Desolation safety tips
• Campfires are never allowed in Desolation Wilderness.
• Check the latest weather conditions before you hike. Rangers can inform you about potential hazards.
• Water from backcountry sources should be boiled at least five minutes at sea level. Add one minute for each additional thousand feet of elevation to prevent Giardiasis, an intestinal disorder caused by a protozoan found in human and animal feces. Waste should be buried six inches deep and 200 feet away from water sources and any water course.
• Hypothermia can strike even when temperatures are well above freezing. The drastic lowering of the inner-body temperature causes rapid, progressive mental and physical collapse. Symptoms include shivering, vague and slurred speech, memory lapses, fumbling hands, a lurching walk, drowsiness and exhaustion and apparent unconcern about physical discomfort.

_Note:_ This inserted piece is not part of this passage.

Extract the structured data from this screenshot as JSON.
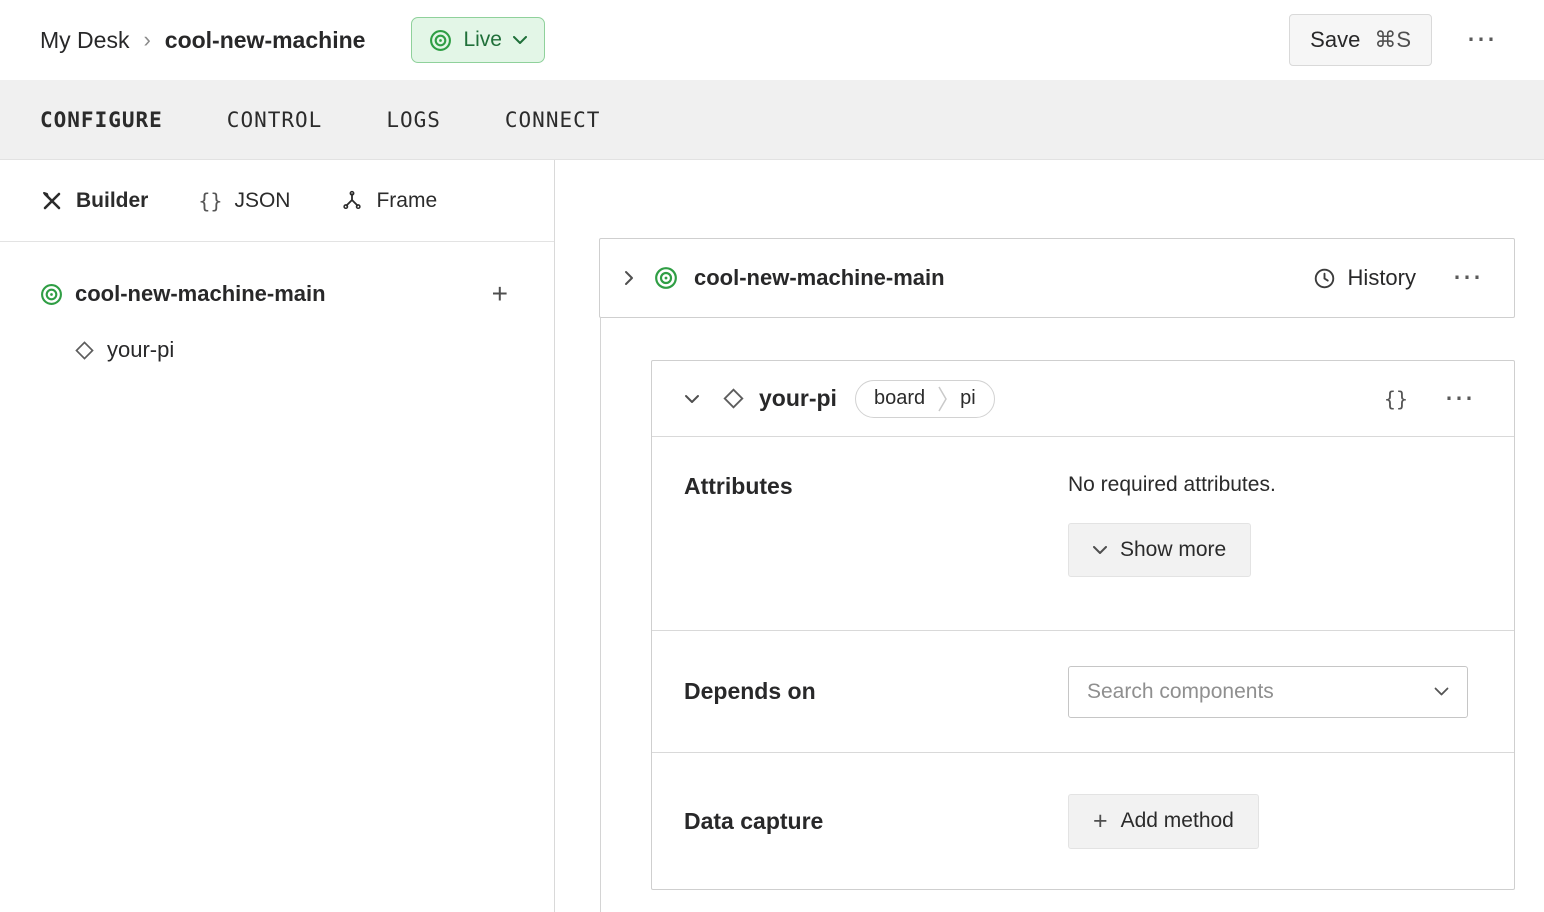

To prevent hypothermia, choose clothing and equipment carefully. Rain clothes should protect against wind-driven rain and cover all body parts. Wool and some synthetic fabrics will retain heat when wet; cotton does not retain heat when wet and can contribute to body chill.
• Altitude sickness occurs at high altitudes, where the air contains less oxygen than at sea level. Victims of altitude sickness should stop and rest, breathe deeply and slowly return to lower elevations. Reduce the chance of being affected by altitude sickness by spending a day at altitude to become acclimated before performing any strenuous activity. Drink extra fluids at high elevations to avoid dehydration.

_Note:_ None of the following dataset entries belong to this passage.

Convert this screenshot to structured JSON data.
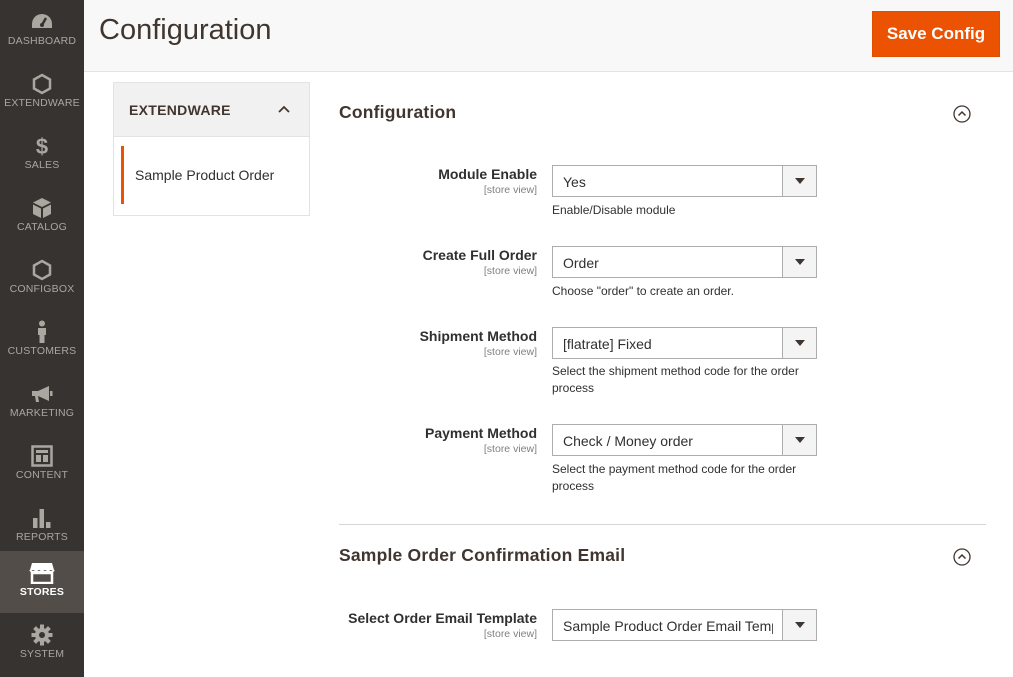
{
  "sidebar": {
    "items": [
      {
        "label": "DASHBOARD",
        "icon": "dashboard-icon"
      },
      {
        "label": "EXTENDWARE",
        "icon": "hexagon-icon"
      },
      {
        "label": "SALES",
        "icon": "dollar-icon"
      },
      {
        "label": "CATALOG",
        "icon": "cube-icon"
      },
      {
        "label": "CONFIGBOX",
        "icon": "hexagon-icon"
      },
      {
        "label": "CUSTOMERS",
        "icon": "person-icon"
      },
      {
        "label": "MARKETING",
        "icon": "megaphone-icon"
      },
      {
        "label": "CONTENT",
        "icon": "layout-icon"
      },
      {
        "label": "REPORTS",
        "icon": "bar-chart-icon"
      },
      {
        "label": "STORES",
        "icon": "store-icon",
        "active": true
      },
      {
        "label": "SYSTEM",
        "icon": "gear-icon"
      }
    ]
  },
  "header": {
    "title": "Configuration",
    "save_label": "Save Config"
  },
  "tabs": {
    "group_title": "EXTENDWARE",
    "items": [
      {
        "label": "Sample Product Order",
        "active": true
      }
    ]
  },
  "sections": [
    {
      "title": "Configuration",
      "fields": [
        {
          "label": "Module Enable",
          "scope": "[store view]",
          "value": "Yes",
          "note": "Enable/Disable module"
        },
        {
          "label": "Create Full Order",
          "scope": "[store view]",
          "value": "Order",
          "note": "Choose \"order\" to create an order."
        },
        {
          "label": "Shipment Method",
          "scope": "[store view]",
          "value": "[flatrate] Fixed",
          "note": "Select the shipment method code for the order process"
        },
        {
          "label": "Payment Method",
          "scope": "[store view]",
          "value": "Check / Money order",
          "note": "Select the payment method code for the order process"
        }
      ]
    },
    {
      "title": "Sample Order Confirmation Email",
      "fields": [
        {
          "label": "Select Order Email Template",
          "scope": "[store view]",
          "value": "Sample Product Order Email Template"
        }
      ]
    }
  ],
  "colors": {
    "sidebar_bg": "#373330",
    "sidebar_active": "#524d49",
    "accent": "#eb5202"
  }
}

• Exhaustion may occur when a member of a group is trying too hard, but is embarrassed to ask the group to move more slowly. A good principle of back country travel is to move slowly, rest often, and drink and snack frequently to restore energy.
• If you become lost, stay calm and don’t panic. Use your head and not your legs to figure out where you are. Carry a police whistle and small mirror for emergency use. Three of anything (shouts, whistle blasts, flashes of reflected light from a mirror) are signs of distress.
• Avoid setting up camp near rodent burrows. Flea bites can transmit the bubonic plague.
• When encountering travelers with horses or pack stock, move off the trail on the uphill side and allow them to pass. Horses are easily frightened and have the right-of-way on trails.
• Regulations alone will never guarantee protection of wilderness areas. That will come only with your understanding of what not to do when visiting. Please learn more about Wilderness Ethics.
Source: U.S. Forest Service